Looking back on this year’s show & the topics that were discussed we noticed a significant shift in attention towards the mobile market. We too believe that the mobile market offers huge potential for prepaid. As network speeds increase & mobile phone operating systems, mobile devices, & the mobile networks continue to open up there is an abundance of opportunity for companies to leverage the services & applications that can be developed for this market.

Our hats off to the folks at the Prepaid Press who were able to put together such an exciting & informative event. It was definitely worth us attending, it was great for our customers, & we look forward to maturing the many new relationships that were made at this year’s event.


Battle for Mobile OS Dominance

June 26, 2008

In a previous post I commented on how the open-source development community responded negatively to comments made by Dr. Ari Jaaksi, VP of Software & Head of Open-Source Operations for Nokia. Dr. Jaaksi suggested that the open-source community needed to learn a thing or two about the mobile space & that the community needed to change their current approach for developing software applications due to the out-of-date business rules that are still enforced by the mobile industry.
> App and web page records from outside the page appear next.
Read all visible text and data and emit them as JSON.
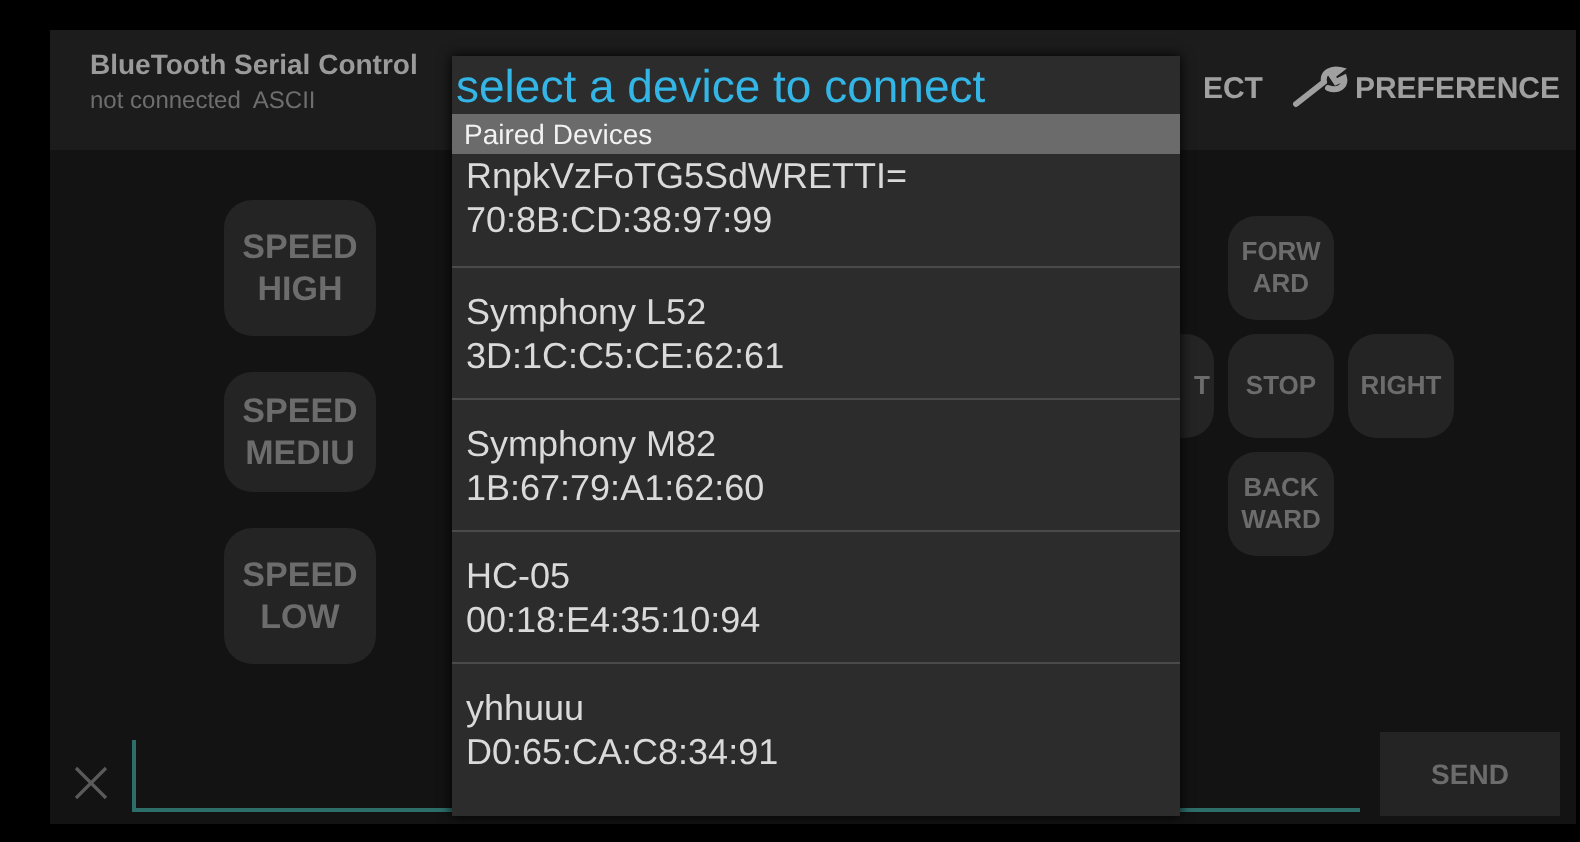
{
  "header": {
    "title": "BlueTooth Serial Control",
    "status": "not connected  ASCII",
    "actions": [
      {
        "label": "ECT",
        "kind": "text"
      },
      {
        "label": "PREFERENCE",
        "kind": "wrench"
      }
    ]
  },
  "speed_buttons": [
    {
      "lines": [
        "SPEED",
        "HIGH"
      ]
    },
    {
      "lines": [
        "SPEED",
        "MEDIU"
      ]
    },
    {
      "lines": [
        "SPEED",
        "LOW"
      ]
    }
  ],
  "direction_buttons": [
    {
      "lines": [
        "FORW",
        "ARD"
      ],
      "kind": "up"
    },
    {
      "lines": [
        "T"
      ],
      "kind": "left"
    },
    {
      "lines": [
        "STOP"
      ],
      "kind": "center"
    },
    {
      "lines": [
        "RIGHT"
      ],
      "kind": "right"
    },
    {
      "lines": [
        "BACK",
        "WARD"
      ],
      "kind": "down"
    }
  ],
  "dialog": {
    "title": "select a device to connect",
    "section": "Paired Devices",
    "devices": [
      {
        "name": "RnpkVzFoTG5SdWRETTI=",
        "address": "70:8B:CD:38:97:99"
      },
      {
        "name": "Symphony L52",
        "address": "3D:1C:C5:CE:62:61"
      },
      {
        "name": "Symphony M82",
        "address": "1B:67:79:A1:62:60"
      },
      {
        "name": "HC-05",
        "address": "00:18:E4:35:10:94"
      },
      {
        "name": "yhhuuu",
        "address": "D0:65:CA:C8:34:91"
      }
    ]
  },
  "send_button": "SEND"
}
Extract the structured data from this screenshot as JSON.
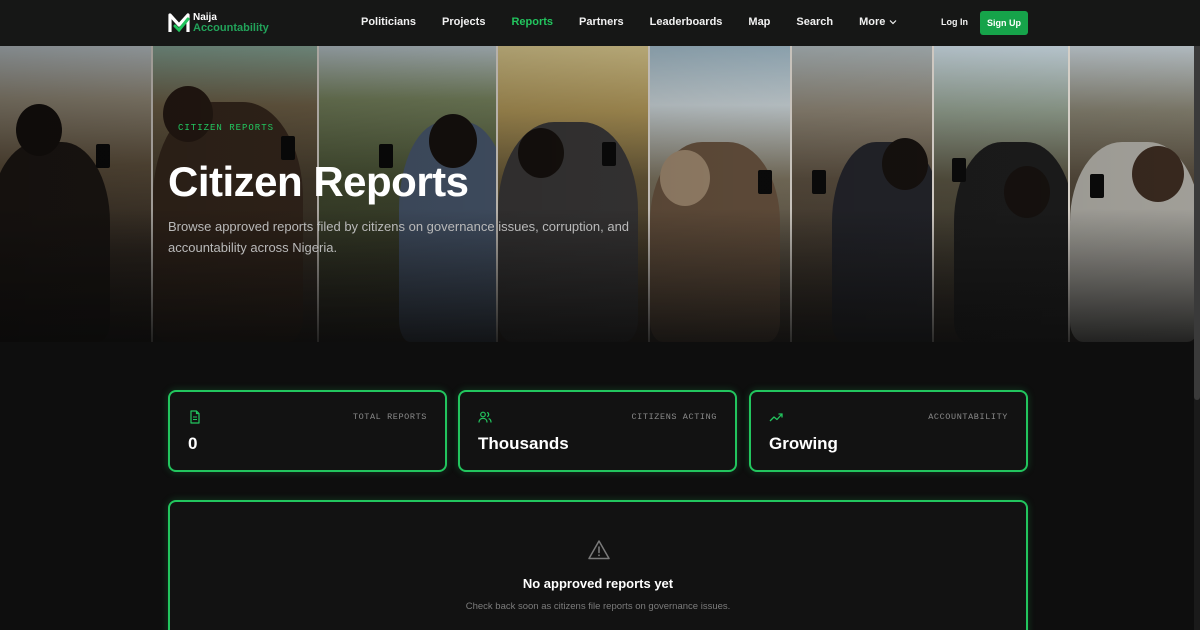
{
  "brand": {
    "line1": "Naija",
    "line2": "Accountability",
    "accent": "#22c55e"
  },
  "nav": {
    "items": [
      {
        "label": "Politicians"
      },
      {
        "label": "Projects"
      },
      {
        "label": "Reports",
        "active": true
      },
      {
        "label": "Partners"
      },
      {
        "label": "Leaderboards"
      },
      {
        "label": "Map"
      },
      {
        "label": "Search"
      },
      {
        "label": "More"
      }
    ],
    "login": "Log In",
    "signup": "Sign Up"
  },
  "hero": {
    "eyebrow": "CITIZEN REPORTS",
    "title": "Citizen Reports",
    "subtitle": "Browse approved reports filed by citizens on governance issues, corruption, and accountability across Nigeria."
  },
  "stats": [
    {
      "icon": "document-icon",
      "label": "TOTAL REPORTS",
      "value": "0"
    },
    {
      "icon": "users-icon",
      "label": "CITIZENS ACTING",
      "value": "Thousands"
    },
    {
      "icon": "trending-up-icon",
      "label": "ACCOUNTABILITY",
      "value": "Growing"
    }
  ],
  "empty": {
    "icon": "warning-icon",
    "title": "No approved reports yet",
    "subtitle": "Check back soon as citizens file reports on governance issues."
  }
}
Two days ago Nokia, the world’s largest mobile phone maker, made a very different statement when they made a move to buy up the remaining ownership in the smartphone software maker Symbian. If the $410 million deal goes through, Nokia will retain 47.9% majority ownership of Symbian. This move by Nokia indicates concern for those lower-cost mobile phone operating systems from Google Android & the LiMo Foundation.

With the mobile market heating up & businesses moving quickly to develop mobile applications it is key for Nokia to be running an OS which is widely accepted by the development community. Today, Symbian is used in two-thirds of smartphones being sold. Symbian’s closest rival is Microsoft’s Windows Mobile OS, which has just 13% of the market. Of course, both Apple & Google plan to gain a piece of this market very quickly. Apple has been making a lot of noise with its new software release for the 3G iPhone & although rumored to be behind Google is sure to gain a significant piece of this market when its Android software is released.

The good news for application developers & businesses is that we’ll have options when deciding which devices & operating systems we want to develop applications for. Because of the increased competition in this market both device & OS manufactures will be more likely to bend & do more to ensure we are using their solution & not their competitors.